This post isn’t really about school… it is about a recent crafting marathon for a friend’s upcoming wedding. However, we used enough pencils, erasers, rulers, scissors, and paper that night to justify the title!
We had three goals for the marathon: create paper rosettes for the decor, cocktail flags for the reception, and flower pins for the bridesmaids’ dresses. Here is a sneak peek of our Martha Stewart-inspired rosettes:
You can find Martha’s directions for the rosettes here.
While the bride and another friend got busy marking and scoring the paper for the rosettes, I started to work on the flower pins for the bridesmaids’ accessories. I found some vintage unopened packages of pre cut silk flower kits that I planned on using for this project.
Once Miss K picked out the petals shapes that she liked, we layered them to give some height and texture to the pin.
Earlier that day Miss K chose some sweet buttons to add some sparkle:
I threaded a needle, stitched a few threads, and voila!
Each bridesmaid will have two flowers to pin on their dresses (one of each design), and the bride’s adorable niece will have one small flower pin.
Once the pins were finished, I joined in on the rosette assembly line. My main job was to create and trim a scalloped edge on some of the paper, which would give some contrast to the rosettes. You can see my version on the top here:
Miss K and Miss N scored, pleated and assembled the paper like pros!
Slowly but surely, the finished pile began to grow…
And we started to estimate how many she would need in total before the big day!
Next up, we started another Martha project (and made some margaritas). Remember these cute grosgrain ribbon cocktail flags?
Our raw material for the flags:
Miss K came up with a great idea to simplify the assembly process by removing the knot. (see the original tutorial here)
1. We cut the ribbon into uniform pieces, then applied double stick tape to the entire ribbon.
2. We placed the skewer in the middle, then pressed the ribbon over and smoothed it out:
3.We finished the edges by snipping a V.
We made two different heights for the different cocktail glasses that will be used. (They aren’t the glasses pictured here)
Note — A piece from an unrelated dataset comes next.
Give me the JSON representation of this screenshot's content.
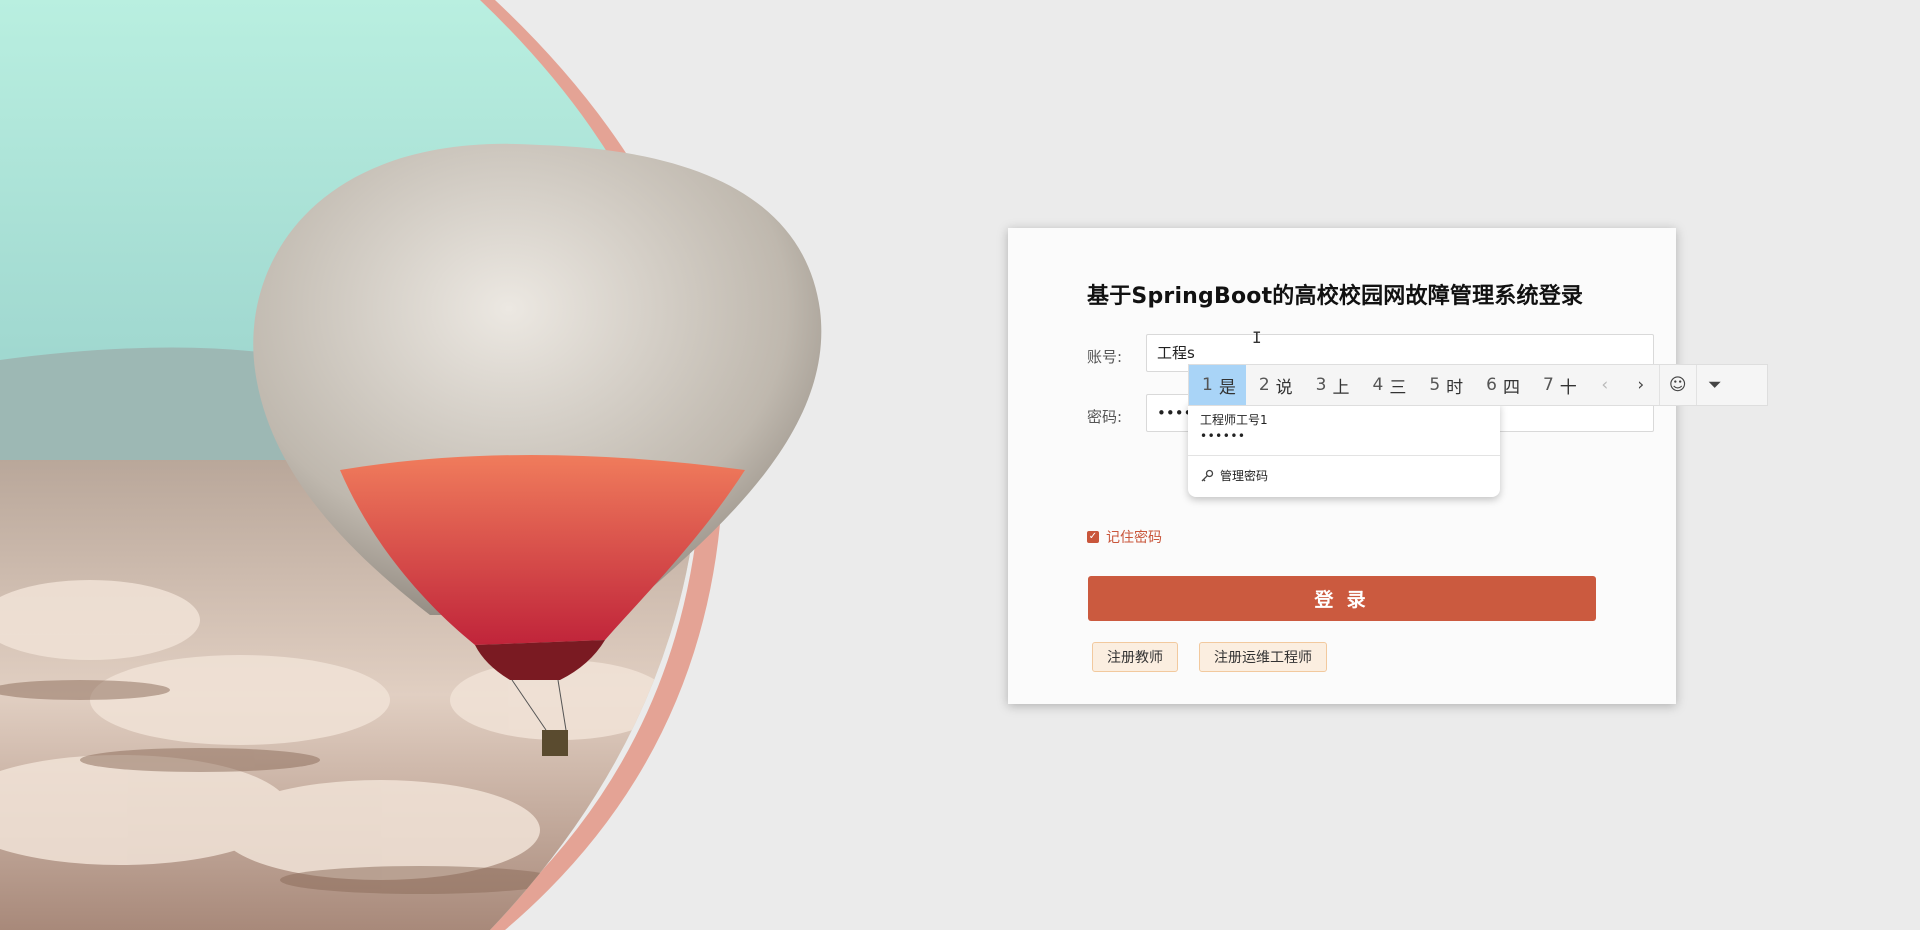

Whew! Nothing like a night of margaritas and craft therapy. Married bees, have you found a way to get your crafting fill post-wedding? Engaged bees, do you have some recently married friends that would love to help you get things together?
- Ann Arbor
- Color and Materials Designer
- Wedding Date:
- May 2009
- University of Michigan Union